What is required: Omit the images. Reproduce each line of the records exactly as it appears.

(Records from a dataset)

>>>

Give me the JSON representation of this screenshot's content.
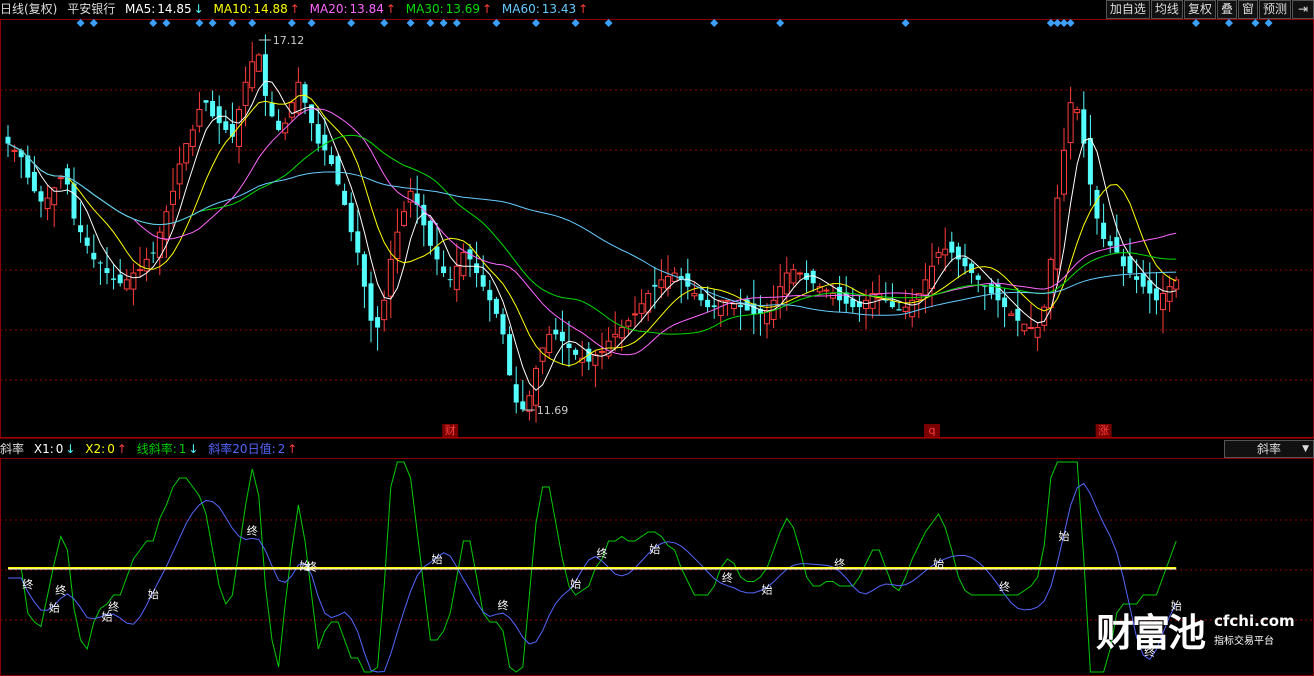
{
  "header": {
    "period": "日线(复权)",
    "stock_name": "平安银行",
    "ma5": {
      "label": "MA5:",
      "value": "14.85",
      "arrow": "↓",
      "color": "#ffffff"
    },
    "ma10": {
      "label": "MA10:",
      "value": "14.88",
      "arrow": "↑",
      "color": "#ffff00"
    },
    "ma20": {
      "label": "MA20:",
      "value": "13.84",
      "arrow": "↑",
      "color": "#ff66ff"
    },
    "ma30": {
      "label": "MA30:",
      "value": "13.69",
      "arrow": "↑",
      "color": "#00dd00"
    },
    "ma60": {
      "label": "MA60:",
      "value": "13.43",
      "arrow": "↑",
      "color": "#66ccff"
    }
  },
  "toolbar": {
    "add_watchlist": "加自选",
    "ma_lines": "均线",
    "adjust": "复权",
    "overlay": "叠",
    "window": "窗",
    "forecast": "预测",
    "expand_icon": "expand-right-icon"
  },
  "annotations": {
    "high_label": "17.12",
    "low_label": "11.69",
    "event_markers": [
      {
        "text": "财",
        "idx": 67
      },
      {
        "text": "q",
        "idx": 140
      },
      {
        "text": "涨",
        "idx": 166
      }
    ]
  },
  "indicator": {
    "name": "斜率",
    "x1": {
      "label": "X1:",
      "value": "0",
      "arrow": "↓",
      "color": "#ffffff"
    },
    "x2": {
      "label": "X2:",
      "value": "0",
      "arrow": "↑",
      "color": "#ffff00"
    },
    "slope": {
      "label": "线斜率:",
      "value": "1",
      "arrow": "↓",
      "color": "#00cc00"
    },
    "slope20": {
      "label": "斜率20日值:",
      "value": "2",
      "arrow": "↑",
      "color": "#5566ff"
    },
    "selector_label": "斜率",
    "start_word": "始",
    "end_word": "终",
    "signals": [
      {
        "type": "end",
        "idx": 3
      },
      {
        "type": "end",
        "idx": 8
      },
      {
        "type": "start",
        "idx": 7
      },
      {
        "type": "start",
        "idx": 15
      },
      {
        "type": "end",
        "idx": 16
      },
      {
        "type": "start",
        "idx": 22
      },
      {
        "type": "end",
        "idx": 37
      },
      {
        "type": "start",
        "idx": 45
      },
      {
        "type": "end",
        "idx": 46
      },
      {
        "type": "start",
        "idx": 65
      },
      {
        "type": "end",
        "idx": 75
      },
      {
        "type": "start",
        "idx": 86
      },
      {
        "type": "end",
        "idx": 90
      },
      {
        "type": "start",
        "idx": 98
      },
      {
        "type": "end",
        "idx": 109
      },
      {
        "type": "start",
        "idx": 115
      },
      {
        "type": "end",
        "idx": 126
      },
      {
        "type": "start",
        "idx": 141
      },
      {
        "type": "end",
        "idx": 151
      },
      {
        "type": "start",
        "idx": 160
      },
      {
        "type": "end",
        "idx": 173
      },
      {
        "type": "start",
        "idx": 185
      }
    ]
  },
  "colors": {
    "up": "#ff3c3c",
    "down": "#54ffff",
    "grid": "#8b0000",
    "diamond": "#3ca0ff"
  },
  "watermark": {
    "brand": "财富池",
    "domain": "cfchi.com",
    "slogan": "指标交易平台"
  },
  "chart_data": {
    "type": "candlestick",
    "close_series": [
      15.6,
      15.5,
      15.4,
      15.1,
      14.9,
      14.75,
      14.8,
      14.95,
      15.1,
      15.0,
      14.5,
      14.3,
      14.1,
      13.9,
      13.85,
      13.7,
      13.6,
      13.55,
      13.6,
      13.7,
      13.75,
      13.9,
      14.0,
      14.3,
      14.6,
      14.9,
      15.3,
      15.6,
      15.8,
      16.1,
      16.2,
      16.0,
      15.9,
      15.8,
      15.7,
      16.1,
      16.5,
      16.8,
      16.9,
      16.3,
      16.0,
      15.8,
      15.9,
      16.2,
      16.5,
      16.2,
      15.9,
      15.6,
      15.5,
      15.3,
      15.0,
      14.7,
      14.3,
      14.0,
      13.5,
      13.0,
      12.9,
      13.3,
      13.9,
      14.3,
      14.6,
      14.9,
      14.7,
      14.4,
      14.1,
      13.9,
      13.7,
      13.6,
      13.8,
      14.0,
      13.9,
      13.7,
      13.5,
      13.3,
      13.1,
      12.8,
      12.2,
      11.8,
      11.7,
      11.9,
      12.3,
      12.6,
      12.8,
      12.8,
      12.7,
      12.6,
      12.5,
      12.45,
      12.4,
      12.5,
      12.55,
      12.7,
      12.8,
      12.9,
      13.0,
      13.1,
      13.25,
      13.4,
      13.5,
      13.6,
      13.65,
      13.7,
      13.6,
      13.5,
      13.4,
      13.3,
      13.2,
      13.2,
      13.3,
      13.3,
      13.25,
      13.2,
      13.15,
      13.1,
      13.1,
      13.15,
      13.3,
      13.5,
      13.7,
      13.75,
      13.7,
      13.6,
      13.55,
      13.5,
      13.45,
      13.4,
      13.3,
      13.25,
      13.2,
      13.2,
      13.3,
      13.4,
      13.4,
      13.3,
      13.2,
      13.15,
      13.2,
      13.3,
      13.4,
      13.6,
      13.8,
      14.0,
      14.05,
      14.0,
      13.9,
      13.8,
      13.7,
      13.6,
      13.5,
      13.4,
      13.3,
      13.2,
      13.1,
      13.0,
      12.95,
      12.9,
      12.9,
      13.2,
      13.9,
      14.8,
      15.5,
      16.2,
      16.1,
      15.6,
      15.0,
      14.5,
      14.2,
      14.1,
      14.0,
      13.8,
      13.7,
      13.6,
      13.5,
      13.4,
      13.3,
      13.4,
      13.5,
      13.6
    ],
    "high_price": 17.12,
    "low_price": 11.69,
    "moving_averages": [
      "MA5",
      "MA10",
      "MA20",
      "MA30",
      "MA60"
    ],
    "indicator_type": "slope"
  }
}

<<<

Final answer:
Give me the JSON representation of this screenshot's content.
{
  "header": {
    "period": "日线(复权)",
    "stock_name": "平安银行",
    "ma5": {
      "label": "MA5:",
      "value": "14.85",
      "arrow": "↓",
      "color": "#ffffff"
    },
    "ma10": {
      "label": "MA10:",
      "value": "14.88",
      "arrow": "↑",
      "color": "#ffff00"
    },
    "ma20": {
      "label": "MA20:",
      "value": "13.84",
      "arrow": "↑",
      "color": "#ff66ff"
    },
    "ma30": {
      "label": "MA30:",
      "value": "13.69",
      "arrow": "↑",
      "color": "#00dd00"
    },
    "ma60": {
      "label": "MA60:",
      "value": "13.43",
      "arrow": "↑",
      "color": "#66ccff"
    }
  },
  "toolbar": {
    "add_watchlist": "加自选",
    "ma_lines": "均线",
    "adjust": "复权",
    "overlay": "叠",
    "window": "窗",
    "forecast": "预测",
    "expand_icon": "expand-right-icon"
  },
  "annotations": {
    "high_label": "17.12",
    "low_label": "11.69",
    "event_markers": [
      {
        "text": "财",
        "idx": 67
      },
      {
        "text": "q",
        "idx": 140
      },
      {
        "text": "涨",
        "idx": 166
      }
    ]
  },
  "indicator": {
    "name": "斜率",
    "x1": {
      "label": "X1:",
      "value": "0",
      "arrow": "↓",
      "color": "#ffffff"
    },
    "x2": {
      "label": "X2:",
      "value": "0",
      "arrow": "↑",
      "color": "#ffff00"
    },
    "slope": {
      "label": "线斜率:",
      "value": "1",
      "arrow": "↓",
      "color": "#00cc00"
    },
    "slope20": {
      "label": "斜率20日值:",
      "value": "2",
      "arrow": "↑",
      "color": "#5566ff"
    },
    "selector_label": "斜率",
    "start_word": "始",
    "end_word": "终",
    "signals": [
      {
        "type": "end",
        "idx": 3
      },
      {
        "type": "end",
        "idx": 8
      },
      {
        "type": "start",
        "idx": 7
      },
      {
        "type": "start",
        "idx": 15
      },
      {
        "type": "end",
        "idx": 16
      },
      {
        "type": "start",
        "idx": 22
      },
      {
        "type": "end",
        "idx": 37
      },
      {
        "type": "start",
        "idx": 45
      },
      {
        "type": "end",
        "idx": 46
      },
      {
        "type": "start",
        "idx": 65
      },
      {
        "type": "end",
        "idx": 75
      },
      {
        "type": "start",
        "idx": 86
      },
      {
        "type": "end",
        "idx": 90
      },
      {
        "type": "start",
        "idx": 98
      },
      {
        "type": "end",
        "idx": 109
      },
      {
        "type": "start",
        "idx": 115
      },
      {
        "type": "end",
        "idx": 126
      },
      {
        "type": "start",
        "idx": 141
      },
      {
        "type": "end",
        "idx": 151
      },
      {
        "type": "start",
        "idx": 160
      },
      {
        "type": "end",
        "idx": 173
      },
      {
        "type": "start",
        "idx": 185
      }
    ]
  },
  "colors": {
    "up": "#ff3c3c",
    "down": "#54ffff",
    "grid": "#8b0000",
    "diamond": "#3ca0ff"
  },
  "watermark": {
    "brand": "财富池",
    "domain": "cfchi.com",
    "slogan": "指标交易平台"
  },
  "chart_data": {
    "type": "candlestick",
    "close_series": [
      15.6,
      15.5,
      15.4,
      15.1,
      14.9,
      14.75,
      14.8,
      14.95,
      15.1,
      15.0,
      14.5,
      14.3,
      14.1,
      13.9,
      13.85,
      13.7,
      13.6,
      13.55,
      13.6,
      13.7,
      13.75,
      13.9,
      14.0,
      14.3,
      14.6,
      14.9,
      15.3,
      15.6,
      15.8,
      16.1,
      16.2,
      16.0,
      15.9,
      15.8,
      15.7,
      16.1,
      16.5,
      16.8,
      16.9,
      16.3,
      16.0,
      15.8,
      15.9,
      16.2,
      16.5,
      16.2,
      15.9,
      15.6,
      15.5,
      15.3,
      15.0,
      14.7,
      14.3,
      14.0,
      13.5,
      13.0,
      12.9,
      13.3,
      13.9,
      14.3,
      14.6,
      14.9,
      14.7,
      14.4,
      14.1,
      13.9,
      13.7,
      13.6,
      13.8,
      14.0,
      13.9,
      13.7,
      13.5,
      13.3,
      13.1,
      12.8,
      12.2,
      11.8,
      11.7,
      11.9,
      12.3,
      12.6,
      12.8,
      12.8,
      12.7,
      12.6,
      12.5,
      12.45,
      12.4,
      12.5,
      12.55,
      12.7,
      12.8,
      12.9,
      13.0,
      13.1,
      13.25,
      13.4,
      13.5,
      13.6,
      13.65,
      13.7,
      13.6,
      13.5,
      13.4,
      13.3,
      13.2,
      13.2,
      13.3,
      13.3,
      13.25,
      13.2,
      13.15,
      13.1,
      13.1,
      13.15,
      13.3,
      13.5,
      13.7,
      13.75,
      13.7,
      13.6,
      13.55,
      13.5,
      13.45,
      13.4,
      13.3,
      13.25,
      13.2,
      13.2,
      13.3,
      13.4,
      13.4,
      13.3,
      13.2,
      13.15,
      13.2,
      13.3,
      13.4,
      13.6,
      13.8,
      14.0,
      14.05,
      14.0,
      13.9,
      13.8,
      13.7,
      13.6,
      13.5,
      13.4,
      13.3,
      13.2,
      13.1,
      13.0,
      12.95,
      12.9,
      12.9,
      13.2,
      13.9,
      14.8,
      15.5,
      16.2,
      16.1,
      15.6,
      15.0,
      14.5,
      14.2,
      14.1,
      14.0,
      13.8,
      13.7,
      13.6,
      13.5,
      13.4,
      13.3,
      13.4,
      13.5,
      13.6
    ],
    "high_price": 17.12,
    "low_price": 11.69,
    "moving_averages": [
      "MA5",
      "MA10",
      "MA20",
      "MA30",
      "MA60"
    ],
    "indicator_type": "slope"
  }
}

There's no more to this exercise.